With the concerns of both purity and potency present equally with tobacco farming as with outdoor cannabis farming, the same regulatory framework that ensures consumers receive tobacco with known potency and purity should be easy to adapt to ensure the same with cannabis farms.
5) Topical products
The Canadian cannabis industry already offers an array of products that aren’t smoked, vaped, eaten, or imbibed.
Cannabis lip balms, skin creams, CBD muscle rubs, bath bombs, and even intimate personal lubricant products are made through similar processing techniques to those used to produce edibles and consumable extracts. Outdoor cannabis crops can be ideal for these types of products.
The above examples are just a few of the ways outdoor cannabis could be included in the post-legalization market.
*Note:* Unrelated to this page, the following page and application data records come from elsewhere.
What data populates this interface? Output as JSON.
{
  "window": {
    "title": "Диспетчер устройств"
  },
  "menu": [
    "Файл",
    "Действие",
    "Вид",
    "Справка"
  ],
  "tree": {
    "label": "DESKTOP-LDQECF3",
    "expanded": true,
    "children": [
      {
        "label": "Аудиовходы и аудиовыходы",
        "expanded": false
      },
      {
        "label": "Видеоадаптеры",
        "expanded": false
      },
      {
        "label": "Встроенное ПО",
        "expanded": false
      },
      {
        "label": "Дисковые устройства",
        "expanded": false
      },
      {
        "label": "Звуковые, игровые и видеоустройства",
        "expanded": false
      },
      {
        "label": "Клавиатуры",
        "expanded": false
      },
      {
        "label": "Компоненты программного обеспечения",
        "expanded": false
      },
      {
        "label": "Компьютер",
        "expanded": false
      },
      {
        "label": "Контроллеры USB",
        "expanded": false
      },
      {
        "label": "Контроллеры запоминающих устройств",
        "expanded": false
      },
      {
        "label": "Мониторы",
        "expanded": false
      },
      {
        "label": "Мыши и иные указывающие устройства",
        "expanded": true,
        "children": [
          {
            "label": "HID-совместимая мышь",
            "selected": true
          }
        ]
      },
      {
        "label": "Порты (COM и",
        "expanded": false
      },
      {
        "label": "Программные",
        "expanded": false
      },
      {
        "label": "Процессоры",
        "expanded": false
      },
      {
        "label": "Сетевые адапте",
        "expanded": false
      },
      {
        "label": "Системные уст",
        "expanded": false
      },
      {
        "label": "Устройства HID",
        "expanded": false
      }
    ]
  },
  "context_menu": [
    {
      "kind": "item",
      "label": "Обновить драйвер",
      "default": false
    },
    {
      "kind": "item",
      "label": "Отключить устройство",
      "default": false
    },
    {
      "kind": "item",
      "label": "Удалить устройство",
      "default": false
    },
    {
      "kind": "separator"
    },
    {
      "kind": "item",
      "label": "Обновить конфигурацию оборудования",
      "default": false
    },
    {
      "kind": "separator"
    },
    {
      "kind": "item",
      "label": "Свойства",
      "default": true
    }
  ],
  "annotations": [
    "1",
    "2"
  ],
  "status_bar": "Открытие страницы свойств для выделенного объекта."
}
With due consideration, there doesn’t seem to be any justification for the federal legalization framework to give outdoor farmers the cold shoulder. But going beyond the rhetoric of offering a fair seat at the table, the pragmatic reality is that licensing outdoor farms may become a necessary step in ensuring Canada has sufficient supply—legal supply, that is—to meet demand for the full range of products sought by consumers, at prices that remain competitive with those of the black market.
And with hefty 14-year sentences being threatened for large-scale illegal growers, it certainly couldn’t hurt to have the extra tax revenue from outdoor cannabis farmers, rather than costing taxpayers the expense of keeping them fed and housed in prison for a decade and a half.
Featured image by Mark.